AIM OF THE TASK
Each entry below should be written out exactly as it is, with no pictures.

Element data from apps and pages

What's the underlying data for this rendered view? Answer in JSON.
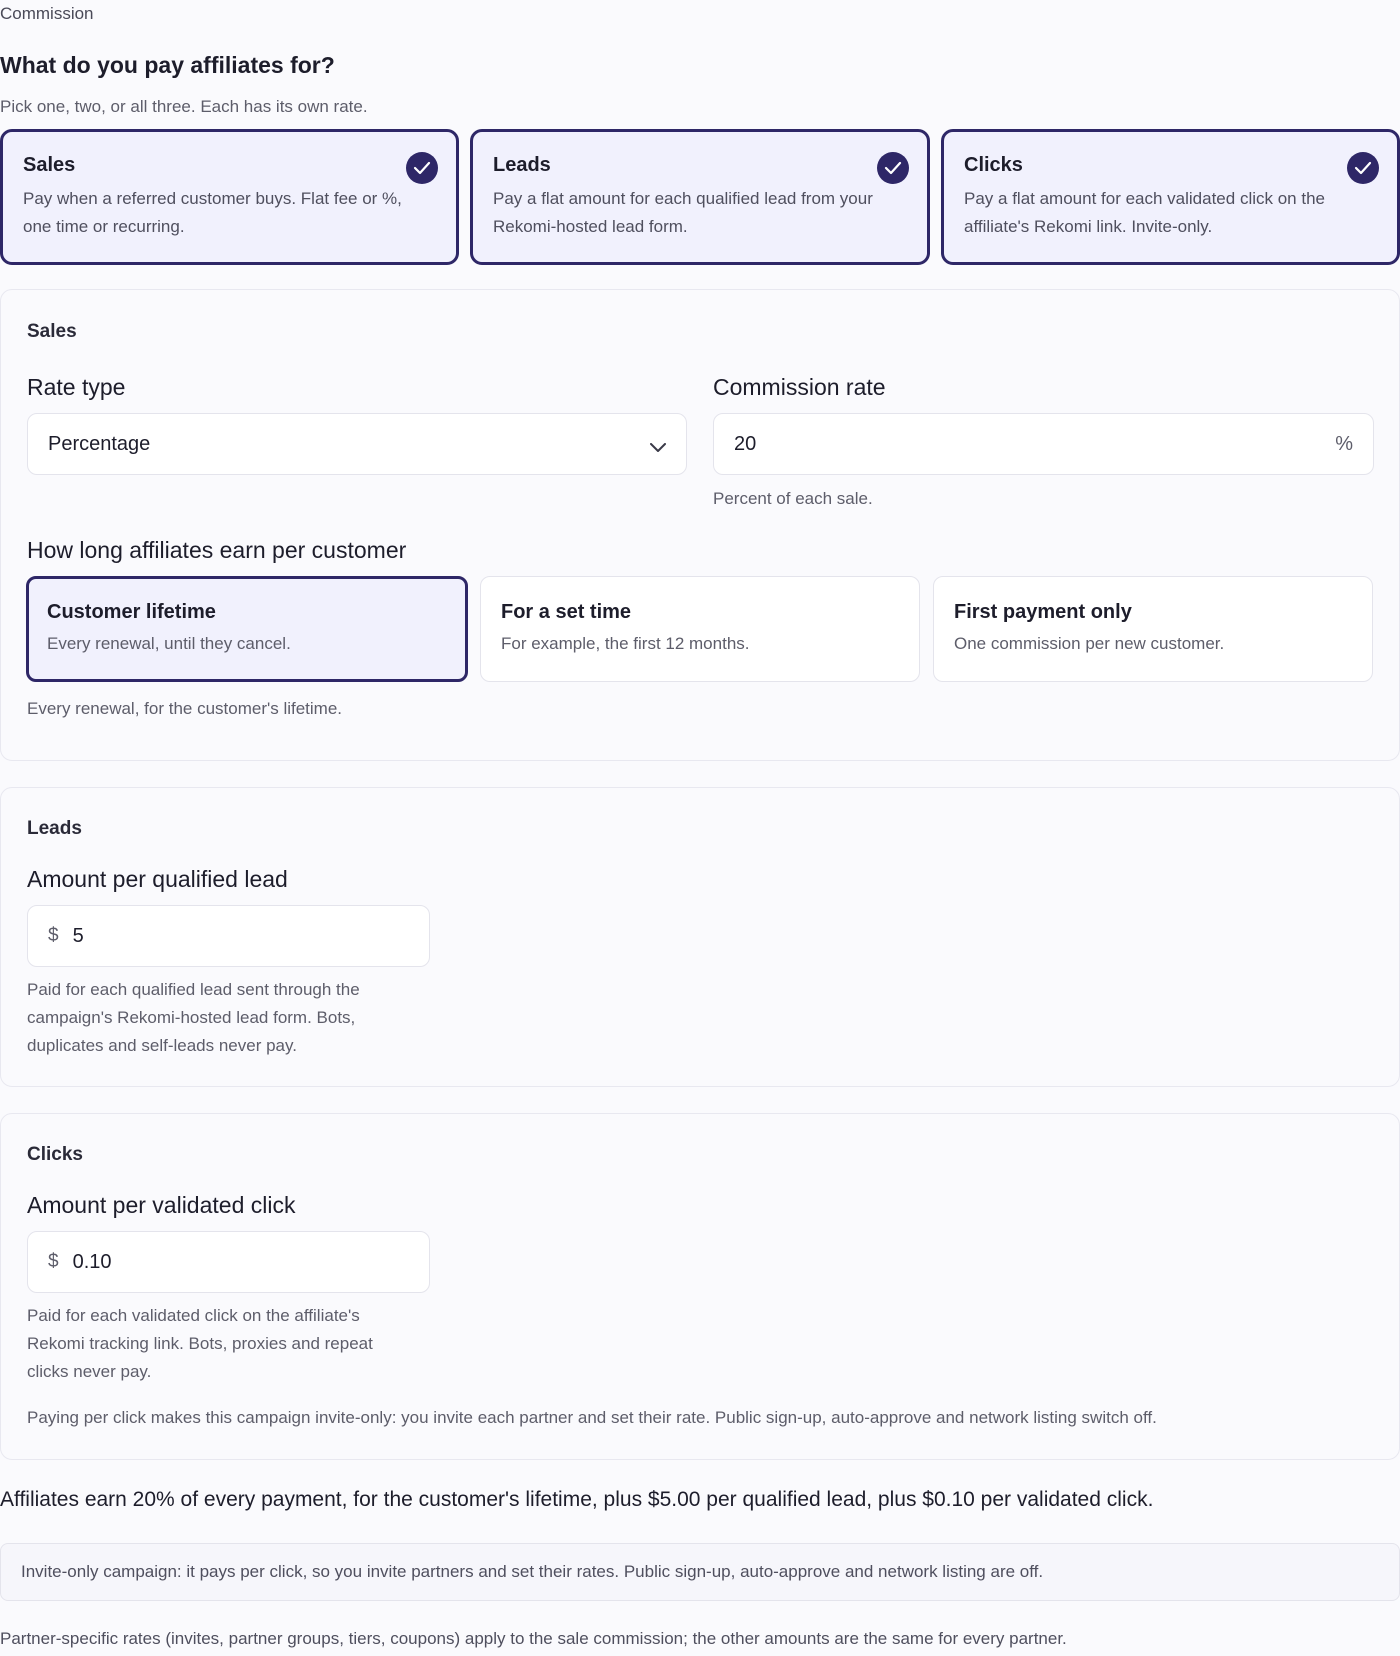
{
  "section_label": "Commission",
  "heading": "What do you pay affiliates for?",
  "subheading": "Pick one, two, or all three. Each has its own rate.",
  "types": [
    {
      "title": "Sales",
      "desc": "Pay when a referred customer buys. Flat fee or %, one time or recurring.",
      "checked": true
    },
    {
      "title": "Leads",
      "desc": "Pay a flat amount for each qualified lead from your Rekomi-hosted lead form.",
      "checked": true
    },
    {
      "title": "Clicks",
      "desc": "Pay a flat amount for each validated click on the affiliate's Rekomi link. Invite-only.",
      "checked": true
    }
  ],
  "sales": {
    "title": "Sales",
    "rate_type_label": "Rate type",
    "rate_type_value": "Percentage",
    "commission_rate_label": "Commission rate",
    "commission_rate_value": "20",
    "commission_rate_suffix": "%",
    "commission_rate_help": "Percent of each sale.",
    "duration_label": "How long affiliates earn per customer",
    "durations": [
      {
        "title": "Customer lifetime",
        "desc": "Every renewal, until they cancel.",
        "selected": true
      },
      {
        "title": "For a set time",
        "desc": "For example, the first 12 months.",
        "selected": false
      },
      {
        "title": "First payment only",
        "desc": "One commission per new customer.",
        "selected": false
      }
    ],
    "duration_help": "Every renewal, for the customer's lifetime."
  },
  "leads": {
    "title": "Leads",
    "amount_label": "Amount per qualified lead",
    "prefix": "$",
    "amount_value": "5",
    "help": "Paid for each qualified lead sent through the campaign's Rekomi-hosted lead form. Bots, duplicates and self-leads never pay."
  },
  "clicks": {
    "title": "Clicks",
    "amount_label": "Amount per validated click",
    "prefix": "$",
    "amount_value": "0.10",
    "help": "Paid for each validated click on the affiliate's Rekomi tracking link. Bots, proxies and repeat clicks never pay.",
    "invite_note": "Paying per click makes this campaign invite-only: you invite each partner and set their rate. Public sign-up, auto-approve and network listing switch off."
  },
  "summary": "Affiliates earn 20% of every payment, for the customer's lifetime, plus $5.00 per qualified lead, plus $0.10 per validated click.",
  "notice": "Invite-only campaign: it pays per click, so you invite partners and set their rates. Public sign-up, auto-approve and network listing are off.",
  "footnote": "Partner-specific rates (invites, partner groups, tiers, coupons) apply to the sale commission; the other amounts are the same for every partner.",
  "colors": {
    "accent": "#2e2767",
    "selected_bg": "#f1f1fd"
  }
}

RESPONSE
What's the underlying data for this rendered view? Answer in JSON.
{
  "section_label": "Commission",
  "heading": "What do you pay affiliates for?",
  "subheading": "Pick one, two, or all three. Each has its own rate.",
  "types": [
    {
      "title": "Sales",
      "desc": "Pay when a referred customer buys. Flat fee or %, one time or recurring.",
      "checked": true
    },
    {
      "title": "Leads",
      "desc": "Pay a flat amount for each qualified lead from your Rekomi-hosted lead form.",
      "checked": true
    },
    {
      "title": "Clicks",
      "desc": "Pay a flat amount for each validated click on the affiliate's Rekomi link. Invite-only.",
      "checked": true
    }
  ],
  "sales": {
    "title": "Sales",
    "rate_type_label": "Rate type",
    "rate_type_value": "Percentage",
    "commission_rate_label": "Commission rate",
    "commission_rate_value": "20",
    "commission_rate_suffix": "%",
    "commission_rate_help": "Percent of each sale.",
    "duration_label": "How long affiliates earn per customer",
    "durations": [
      {
        "title": "Customer lifetime",
        "desc": "Every renewal, until they cancel.",
        "selected": true
      },
      {
        "title": "For a set time",
        "desc": "For example, the first 12 months.",
        "selected": false
      },
      {
        "title": "First payment only",
        "desc": "One commission per new customer.",
        "selected": false
      }
    ],
    "duration_help": "Every renewal, for the customer's lifetime."
  },
  "leads": {
    "title": "Leads",
    "amount_label": "Amount per qualified lead",
    "prefix": "$",
    "amount_value": "5",
    "help": "Paid for each qualified lead sent through the campaign's Rekomi-hosted lead form. Bots, duplicates and self-leads never pay."
  },
  "clicks": {
    "title": "Clicks",
    "amount_label": "Amount per validated click",
    "prefix": "$",
    "amount_value": "0.10",
    "help": "Paid for each validated click on the affiliate's Rekomi tracking link. Bots, proxies and repeat clicks never pay.",
    "invite_note": "Paying per click makes this campaign invite-only: you invite each partner and set their rate. Public sign-up, auto-approve and network listing switch off."
  },
  "summary": "Affiliates earn 20% of every payment, for the customer's lifetime, plus $5.00 per qualified lead, plus $0.10 per validated click.",
  "notice": "Invite-only campaign: it pays per click, so you invite partners and set their rates. Public sign-up, auto-approve and network listing are off.",
  "footnote": "Partner-specific rates (invites, partner groups, tiers, coupons) apply to the sale commission; the other amounts are the same for every partner.",
  "colors": {
    "accent": "#2e2767",
    "selected_bg": "#f1f1fd"
  }
}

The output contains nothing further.